The 5,000 judicial orders related to sexual misconduct of judges reviewed in the investigation by CNN's Joan Biskupic, pointed to a common practice by courts of burying misconduct allegations and withholding key information from the public.  

While more than 1,000 such complaints are filed against judges annually, none are released publicly. Open records of the cases on court websites often do not reveal the name of the judge or the allegations against them. 

Over a yearlong period ending in September 2016, CNN learned that only four of 1,303 complaints against federal judges, who serve for life when confirmed to the bench, were referred to a committee for further investigation. 

Circuit judges were found to sometimes simply retire instead of face discipline over accusations.

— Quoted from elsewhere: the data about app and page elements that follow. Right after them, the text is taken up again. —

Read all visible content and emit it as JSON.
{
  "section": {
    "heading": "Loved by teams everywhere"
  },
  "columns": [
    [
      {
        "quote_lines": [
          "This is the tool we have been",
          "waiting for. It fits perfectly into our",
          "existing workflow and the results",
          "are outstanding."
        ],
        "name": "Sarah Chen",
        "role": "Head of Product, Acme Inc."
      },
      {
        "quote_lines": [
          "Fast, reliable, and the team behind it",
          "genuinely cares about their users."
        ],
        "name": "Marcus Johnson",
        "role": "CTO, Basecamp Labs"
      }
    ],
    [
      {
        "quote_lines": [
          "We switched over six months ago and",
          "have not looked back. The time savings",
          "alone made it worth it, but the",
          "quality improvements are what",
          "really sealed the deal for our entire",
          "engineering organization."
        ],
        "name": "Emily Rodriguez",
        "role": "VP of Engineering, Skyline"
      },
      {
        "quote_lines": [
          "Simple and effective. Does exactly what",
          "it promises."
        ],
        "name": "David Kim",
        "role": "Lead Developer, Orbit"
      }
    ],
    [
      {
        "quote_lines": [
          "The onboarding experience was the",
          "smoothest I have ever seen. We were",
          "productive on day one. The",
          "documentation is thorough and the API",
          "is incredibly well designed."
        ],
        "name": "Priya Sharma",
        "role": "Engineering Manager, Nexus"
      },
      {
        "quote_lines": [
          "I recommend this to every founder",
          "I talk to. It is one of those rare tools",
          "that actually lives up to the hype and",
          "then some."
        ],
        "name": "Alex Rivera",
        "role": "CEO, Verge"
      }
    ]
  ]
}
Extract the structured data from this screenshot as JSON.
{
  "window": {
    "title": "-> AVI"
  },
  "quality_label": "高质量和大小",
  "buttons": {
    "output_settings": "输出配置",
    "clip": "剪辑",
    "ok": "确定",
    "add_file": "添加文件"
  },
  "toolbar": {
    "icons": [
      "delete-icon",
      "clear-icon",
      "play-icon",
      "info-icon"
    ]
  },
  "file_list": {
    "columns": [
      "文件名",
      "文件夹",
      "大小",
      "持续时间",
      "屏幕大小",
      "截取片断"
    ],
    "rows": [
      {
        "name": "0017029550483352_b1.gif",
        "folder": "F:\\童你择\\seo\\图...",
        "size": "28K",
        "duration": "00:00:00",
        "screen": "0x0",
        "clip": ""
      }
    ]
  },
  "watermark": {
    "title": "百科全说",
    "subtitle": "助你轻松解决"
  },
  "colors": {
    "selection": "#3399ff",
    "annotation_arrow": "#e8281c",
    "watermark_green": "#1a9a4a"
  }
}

The investigation found a number of cases were dismissed by the chief justice on the court. 


The report noted that judges can only be forced off the bench by impeachment, a rare process that requires formal proceedings held by the House and Senate. 

In six of the past 11 years, no federal judge faced any kind of discipline over cases of sexual misconduct. 

The report comes as lawmakers in Congress have faced massive backlash over reports of settling accusations of sexual misconduct with taxpayer money behind closed doors, leading to the resignation of Rep. John ConyersJohn James ConyersConservative activist disrupts campaign event for Muslim candidates Michigan Dems elect state's first all-female statewide ticket for midterms Record numbers of women nominated for governor, Congress MORE Jr. (D-Mich.) and to Rep. Blake FarentholdRandolph (Blake) Blake FarentholdAP Analysis: 25 state lawmakers running in 2018 have been accused of sexual misconduct Ex-lawmakers see tough job market with trade groups Republican wins right to replace Farenthold in Congress MORE (R-Texas) announcing he is not seeking reelection.